Top of The records
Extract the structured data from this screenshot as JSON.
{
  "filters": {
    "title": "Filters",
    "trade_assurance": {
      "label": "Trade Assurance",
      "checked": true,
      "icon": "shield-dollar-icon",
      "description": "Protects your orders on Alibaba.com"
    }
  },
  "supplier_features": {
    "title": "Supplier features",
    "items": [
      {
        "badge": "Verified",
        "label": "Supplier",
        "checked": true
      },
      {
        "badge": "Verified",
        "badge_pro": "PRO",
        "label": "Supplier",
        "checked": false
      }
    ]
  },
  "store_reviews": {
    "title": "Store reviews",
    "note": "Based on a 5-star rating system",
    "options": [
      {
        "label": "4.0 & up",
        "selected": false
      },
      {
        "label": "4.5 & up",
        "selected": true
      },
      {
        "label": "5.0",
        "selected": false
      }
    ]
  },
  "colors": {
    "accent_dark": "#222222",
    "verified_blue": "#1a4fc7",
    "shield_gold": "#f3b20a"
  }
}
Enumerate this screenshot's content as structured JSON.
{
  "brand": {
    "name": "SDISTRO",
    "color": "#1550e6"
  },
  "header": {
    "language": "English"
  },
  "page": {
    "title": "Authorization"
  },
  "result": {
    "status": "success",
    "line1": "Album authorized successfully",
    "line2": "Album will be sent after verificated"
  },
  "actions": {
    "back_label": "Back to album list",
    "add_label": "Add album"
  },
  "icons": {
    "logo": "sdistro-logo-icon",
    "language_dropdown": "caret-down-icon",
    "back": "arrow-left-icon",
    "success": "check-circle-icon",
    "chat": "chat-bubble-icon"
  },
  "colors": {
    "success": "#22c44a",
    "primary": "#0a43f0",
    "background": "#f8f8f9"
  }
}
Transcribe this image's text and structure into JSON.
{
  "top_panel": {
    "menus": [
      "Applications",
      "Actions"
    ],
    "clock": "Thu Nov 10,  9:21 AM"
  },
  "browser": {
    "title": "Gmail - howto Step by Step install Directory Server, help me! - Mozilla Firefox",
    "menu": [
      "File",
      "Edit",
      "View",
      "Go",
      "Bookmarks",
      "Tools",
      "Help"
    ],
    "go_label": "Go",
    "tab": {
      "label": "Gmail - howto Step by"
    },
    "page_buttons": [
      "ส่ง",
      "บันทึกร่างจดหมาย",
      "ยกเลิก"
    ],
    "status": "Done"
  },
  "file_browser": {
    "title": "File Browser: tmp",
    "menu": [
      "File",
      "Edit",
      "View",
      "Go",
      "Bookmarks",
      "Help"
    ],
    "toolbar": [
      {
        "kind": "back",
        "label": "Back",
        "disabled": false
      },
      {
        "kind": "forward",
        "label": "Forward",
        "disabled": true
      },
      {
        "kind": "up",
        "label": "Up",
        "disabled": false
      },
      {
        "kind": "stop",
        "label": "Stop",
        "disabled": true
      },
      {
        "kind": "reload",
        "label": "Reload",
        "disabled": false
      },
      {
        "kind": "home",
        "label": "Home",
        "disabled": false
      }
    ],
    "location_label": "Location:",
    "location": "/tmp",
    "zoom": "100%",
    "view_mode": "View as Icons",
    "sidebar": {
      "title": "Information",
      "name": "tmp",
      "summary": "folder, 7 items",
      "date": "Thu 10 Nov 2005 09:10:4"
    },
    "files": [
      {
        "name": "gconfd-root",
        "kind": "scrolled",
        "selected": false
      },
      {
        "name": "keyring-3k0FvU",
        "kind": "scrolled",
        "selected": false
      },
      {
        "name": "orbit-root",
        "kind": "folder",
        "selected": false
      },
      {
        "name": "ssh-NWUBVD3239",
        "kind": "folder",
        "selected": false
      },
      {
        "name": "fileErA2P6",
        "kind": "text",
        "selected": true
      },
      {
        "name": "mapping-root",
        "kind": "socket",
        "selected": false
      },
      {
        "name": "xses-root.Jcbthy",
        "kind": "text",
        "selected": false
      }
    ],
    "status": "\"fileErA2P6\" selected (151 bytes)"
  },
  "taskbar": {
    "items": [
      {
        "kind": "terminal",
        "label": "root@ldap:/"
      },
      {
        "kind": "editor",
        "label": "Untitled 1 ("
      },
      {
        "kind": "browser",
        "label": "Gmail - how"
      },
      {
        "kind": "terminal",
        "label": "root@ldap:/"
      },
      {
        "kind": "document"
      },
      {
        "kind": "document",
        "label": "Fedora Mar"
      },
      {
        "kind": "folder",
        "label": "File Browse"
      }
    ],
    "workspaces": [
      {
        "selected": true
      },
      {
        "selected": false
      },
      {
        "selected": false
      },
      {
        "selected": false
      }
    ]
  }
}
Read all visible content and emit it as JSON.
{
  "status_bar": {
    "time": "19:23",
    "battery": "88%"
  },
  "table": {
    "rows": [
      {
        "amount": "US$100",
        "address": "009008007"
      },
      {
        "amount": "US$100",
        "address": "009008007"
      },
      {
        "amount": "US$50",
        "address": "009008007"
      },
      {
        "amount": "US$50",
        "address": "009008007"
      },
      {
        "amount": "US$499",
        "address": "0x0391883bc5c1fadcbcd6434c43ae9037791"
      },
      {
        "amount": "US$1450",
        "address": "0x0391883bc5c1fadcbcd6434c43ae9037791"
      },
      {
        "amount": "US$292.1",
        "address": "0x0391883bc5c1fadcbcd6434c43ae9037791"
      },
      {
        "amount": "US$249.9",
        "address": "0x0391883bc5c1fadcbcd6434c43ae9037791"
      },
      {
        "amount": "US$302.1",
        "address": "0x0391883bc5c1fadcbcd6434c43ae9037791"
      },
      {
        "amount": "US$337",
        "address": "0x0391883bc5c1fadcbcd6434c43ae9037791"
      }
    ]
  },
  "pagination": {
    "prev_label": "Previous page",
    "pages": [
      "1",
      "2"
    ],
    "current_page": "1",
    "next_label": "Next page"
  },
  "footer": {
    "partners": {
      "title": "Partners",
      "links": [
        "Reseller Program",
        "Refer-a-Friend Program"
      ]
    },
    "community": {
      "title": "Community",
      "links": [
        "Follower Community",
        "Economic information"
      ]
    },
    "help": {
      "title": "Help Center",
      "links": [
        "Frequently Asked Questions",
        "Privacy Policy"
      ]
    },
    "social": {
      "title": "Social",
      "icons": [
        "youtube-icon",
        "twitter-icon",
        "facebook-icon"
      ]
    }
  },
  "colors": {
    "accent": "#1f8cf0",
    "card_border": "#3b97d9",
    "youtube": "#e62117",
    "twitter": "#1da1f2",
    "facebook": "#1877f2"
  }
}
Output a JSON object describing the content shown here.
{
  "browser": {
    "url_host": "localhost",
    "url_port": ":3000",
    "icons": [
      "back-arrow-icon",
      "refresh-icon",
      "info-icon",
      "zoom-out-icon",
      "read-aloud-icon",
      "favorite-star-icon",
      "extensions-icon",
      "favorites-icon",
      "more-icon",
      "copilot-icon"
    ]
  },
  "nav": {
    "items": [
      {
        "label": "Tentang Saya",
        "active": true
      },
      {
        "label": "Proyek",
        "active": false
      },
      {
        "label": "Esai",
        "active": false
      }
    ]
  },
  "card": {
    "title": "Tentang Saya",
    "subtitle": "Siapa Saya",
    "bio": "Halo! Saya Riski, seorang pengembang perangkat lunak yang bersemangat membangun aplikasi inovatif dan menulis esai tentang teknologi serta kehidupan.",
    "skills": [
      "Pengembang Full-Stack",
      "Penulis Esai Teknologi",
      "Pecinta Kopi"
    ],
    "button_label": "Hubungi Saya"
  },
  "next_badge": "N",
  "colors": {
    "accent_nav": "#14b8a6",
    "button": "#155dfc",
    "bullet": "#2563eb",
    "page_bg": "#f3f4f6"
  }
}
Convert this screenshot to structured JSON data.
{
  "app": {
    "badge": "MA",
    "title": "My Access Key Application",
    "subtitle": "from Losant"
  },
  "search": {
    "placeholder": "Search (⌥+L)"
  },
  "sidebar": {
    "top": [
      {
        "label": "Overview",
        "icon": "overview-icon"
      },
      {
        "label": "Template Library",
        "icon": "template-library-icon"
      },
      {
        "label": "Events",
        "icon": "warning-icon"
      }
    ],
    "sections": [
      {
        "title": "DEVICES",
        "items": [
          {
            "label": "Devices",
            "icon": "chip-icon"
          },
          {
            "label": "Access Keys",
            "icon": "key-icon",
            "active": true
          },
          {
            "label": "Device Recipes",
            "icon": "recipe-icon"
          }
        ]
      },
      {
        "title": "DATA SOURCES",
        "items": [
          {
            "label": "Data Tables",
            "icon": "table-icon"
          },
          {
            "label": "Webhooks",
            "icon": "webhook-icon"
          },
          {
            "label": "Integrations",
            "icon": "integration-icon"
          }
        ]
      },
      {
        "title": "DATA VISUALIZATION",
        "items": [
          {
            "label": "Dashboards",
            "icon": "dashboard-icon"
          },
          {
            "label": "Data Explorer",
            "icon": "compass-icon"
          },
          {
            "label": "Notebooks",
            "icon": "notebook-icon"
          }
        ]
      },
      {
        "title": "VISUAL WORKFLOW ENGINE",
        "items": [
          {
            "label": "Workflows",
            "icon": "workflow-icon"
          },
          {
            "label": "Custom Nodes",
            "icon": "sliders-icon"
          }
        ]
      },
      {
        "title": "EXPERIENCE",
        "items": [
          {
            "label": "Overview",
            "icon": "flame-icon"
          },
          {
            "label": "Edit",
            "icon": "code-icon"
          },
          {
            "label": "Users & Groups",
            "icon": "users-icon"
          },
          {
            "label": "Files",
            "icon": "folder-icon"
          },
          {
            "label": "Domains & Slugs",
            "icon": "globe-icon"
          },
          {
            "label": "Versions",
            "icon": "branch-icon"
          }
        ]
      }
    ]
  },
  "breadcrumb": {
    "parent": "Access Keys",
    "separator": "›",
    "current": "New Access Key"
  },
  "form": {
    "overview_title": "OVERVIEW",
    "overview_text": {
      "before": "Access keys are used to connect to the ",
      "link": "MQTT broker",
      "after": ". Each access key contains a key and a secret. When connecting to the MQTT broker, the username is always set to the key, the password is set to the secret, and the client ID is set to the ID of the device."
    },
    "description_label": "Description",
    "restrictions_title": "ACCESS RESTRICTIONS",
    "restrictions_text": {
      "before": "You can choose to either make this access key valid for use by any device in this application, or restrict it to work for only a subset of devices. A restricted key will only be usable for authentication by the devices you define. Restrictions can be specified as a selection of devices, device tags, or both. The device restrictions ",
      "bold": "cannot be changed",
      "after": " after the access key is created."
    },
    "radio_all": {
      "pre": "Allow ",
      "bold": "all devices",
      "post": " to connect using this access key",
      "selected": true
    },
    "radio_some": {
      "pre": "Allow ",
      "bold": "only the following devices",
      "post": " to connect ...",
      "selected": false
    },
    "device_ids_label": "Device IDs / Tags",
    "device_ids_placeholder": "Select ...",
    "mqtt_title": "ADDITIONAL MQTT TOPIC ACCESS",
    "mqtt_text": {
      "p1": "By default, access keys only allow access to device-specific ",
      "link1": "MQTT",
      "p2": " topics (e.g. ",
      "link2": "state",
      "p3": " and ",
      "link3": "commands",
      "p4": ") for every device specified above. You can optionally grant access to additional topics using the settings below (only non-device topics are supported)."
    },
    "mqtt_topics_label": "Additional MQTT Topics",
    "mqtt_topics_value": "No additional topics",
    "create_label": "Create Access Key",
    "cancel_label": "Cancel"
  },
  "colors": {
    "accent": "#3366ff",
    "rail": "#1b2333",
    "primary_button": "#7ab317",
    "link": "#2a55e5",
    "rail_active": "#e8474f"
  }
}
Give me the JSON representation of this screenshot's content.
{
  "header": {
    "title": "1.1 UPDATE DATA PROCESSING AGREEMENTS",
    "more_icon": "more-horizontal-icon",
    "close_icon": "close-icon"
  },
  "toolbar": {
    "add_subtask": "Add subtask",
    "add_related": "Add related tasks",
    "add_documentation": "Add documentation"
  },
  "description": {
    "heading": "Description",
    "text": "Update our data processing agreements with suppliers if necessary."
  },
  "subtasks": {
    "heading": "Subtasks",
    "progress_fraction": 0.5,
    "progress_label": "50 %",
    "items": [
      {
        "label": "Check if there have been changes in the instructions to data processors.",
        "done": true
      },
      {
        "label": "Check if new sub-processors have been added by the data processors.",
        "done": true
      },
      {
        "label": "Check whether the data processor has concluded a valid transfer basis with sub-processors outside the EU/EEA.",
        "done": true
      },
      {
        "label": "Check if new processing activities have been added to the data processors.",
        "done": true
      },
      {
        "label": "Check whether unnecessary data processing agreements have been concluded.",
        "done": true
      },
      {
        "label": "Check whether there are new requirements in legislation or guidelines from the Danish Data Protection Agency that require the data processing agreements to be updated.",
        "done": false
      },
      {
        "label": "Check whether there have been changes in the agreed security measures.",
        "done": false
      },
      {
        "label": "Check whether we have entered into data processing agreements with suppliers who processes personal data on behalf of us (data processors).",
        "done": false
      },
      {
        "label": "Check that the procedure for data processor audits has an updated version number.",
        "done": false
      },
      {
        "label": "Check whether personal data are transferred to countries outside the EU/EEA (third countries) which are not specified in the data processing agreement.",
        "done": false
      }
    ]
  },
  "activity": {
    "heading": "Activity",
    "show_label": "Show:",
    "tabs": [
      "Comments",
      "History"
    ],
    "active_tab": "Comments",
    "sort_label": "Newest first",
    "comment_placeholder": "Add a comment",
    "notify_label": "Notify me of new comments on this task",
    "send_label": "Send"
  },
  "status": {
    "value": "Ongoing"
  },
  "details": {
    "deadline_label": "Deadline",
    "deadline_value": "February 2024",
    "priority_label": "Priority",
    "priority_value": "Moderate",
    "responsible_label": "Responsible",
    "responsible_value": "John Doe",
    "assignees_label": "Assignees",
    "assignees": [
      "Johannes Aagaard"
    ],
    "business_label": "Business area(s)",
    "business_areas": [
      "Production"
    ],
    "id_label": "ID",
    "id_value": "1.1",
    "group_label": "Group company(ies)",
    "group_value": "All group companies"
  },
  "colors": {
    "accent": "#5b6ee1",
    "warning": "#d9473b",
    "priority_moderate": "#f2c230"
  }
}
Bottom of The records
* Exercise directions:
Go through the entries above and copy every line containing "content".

* Result of this task:
Enumerate this screenshot's content as structured JSON.
Read all visible content and emit it as JSON.
Output a JSON object describing the content shown here.
Give me the JSON representation of this screenshot's content.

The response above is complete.